[Opening STUDY MATERIAL section]

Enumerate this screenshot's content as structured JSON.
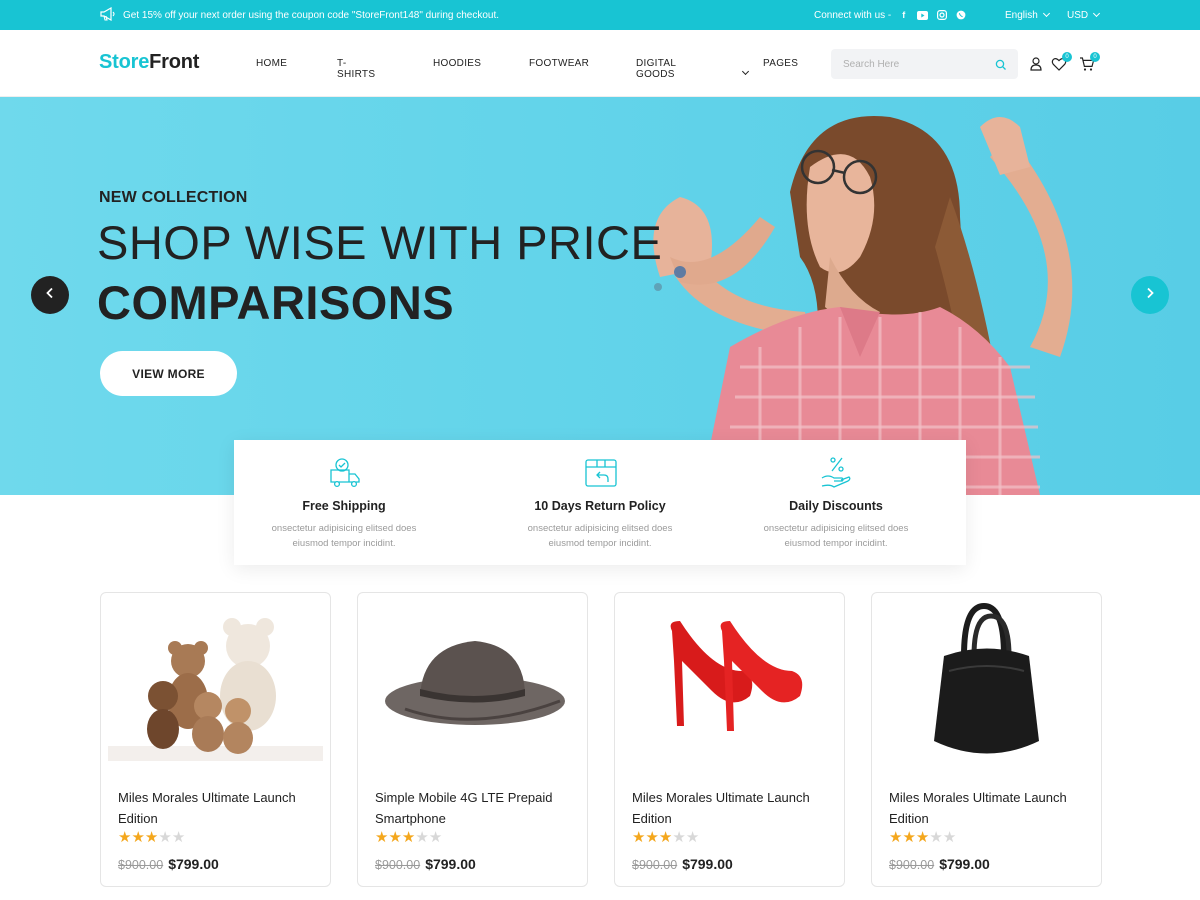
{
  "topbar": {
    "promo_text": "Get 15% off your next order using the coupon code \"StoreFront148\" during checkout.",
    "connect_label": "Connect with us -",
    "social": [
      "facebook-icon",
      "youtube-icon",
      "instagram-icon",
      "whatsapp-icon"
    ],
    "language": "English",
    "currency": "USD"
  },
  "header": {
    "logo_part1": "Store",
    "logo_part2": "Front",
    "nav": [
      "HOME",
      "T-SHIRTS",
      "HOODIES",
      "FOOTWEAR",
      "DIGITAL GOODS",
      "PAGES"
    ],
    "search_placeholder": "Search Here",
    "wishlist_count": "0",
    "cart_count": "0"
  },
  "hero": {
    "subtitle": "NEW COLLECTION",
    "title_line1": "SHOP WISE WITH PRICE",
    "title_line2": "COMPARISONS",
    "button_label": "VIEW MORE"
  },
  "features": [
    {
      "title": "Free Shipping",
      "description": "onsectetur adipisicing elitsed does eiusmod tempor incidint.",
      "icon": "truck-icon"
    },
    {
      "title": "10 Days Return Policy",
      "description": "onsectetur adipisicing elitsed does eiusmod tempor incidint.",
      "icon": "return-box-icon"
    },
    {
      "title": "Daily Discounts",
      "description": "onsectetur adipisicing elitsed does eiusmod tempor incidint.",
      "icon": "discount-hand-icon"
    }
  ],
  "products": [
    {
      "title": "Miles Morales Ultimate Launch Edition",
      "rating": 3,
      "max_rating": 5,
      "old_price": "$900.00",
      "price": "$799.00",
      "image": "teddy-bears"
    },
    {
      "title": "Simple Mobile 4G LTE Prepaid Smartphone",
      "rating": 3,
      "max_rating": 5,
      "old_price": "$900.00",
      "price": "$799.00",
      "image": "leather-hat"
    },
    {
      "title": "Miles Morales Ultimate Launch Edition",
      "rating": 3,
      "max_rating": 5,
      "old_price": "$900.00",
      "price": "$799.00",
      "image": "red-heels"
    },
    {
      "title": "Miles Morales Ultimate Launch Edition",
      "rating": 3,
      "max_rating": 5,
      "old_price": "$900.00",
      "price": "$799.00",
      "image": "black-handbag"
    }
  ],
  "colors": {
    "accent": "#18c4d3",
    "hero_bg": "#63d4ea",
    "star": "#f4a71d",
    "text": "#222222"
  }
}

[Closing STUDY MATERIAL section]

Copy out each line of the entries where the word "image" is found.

      "image": "teddy-bears"
      "image": "leather-hat"
      "image": "red-heels"
      "image": "black-handbag"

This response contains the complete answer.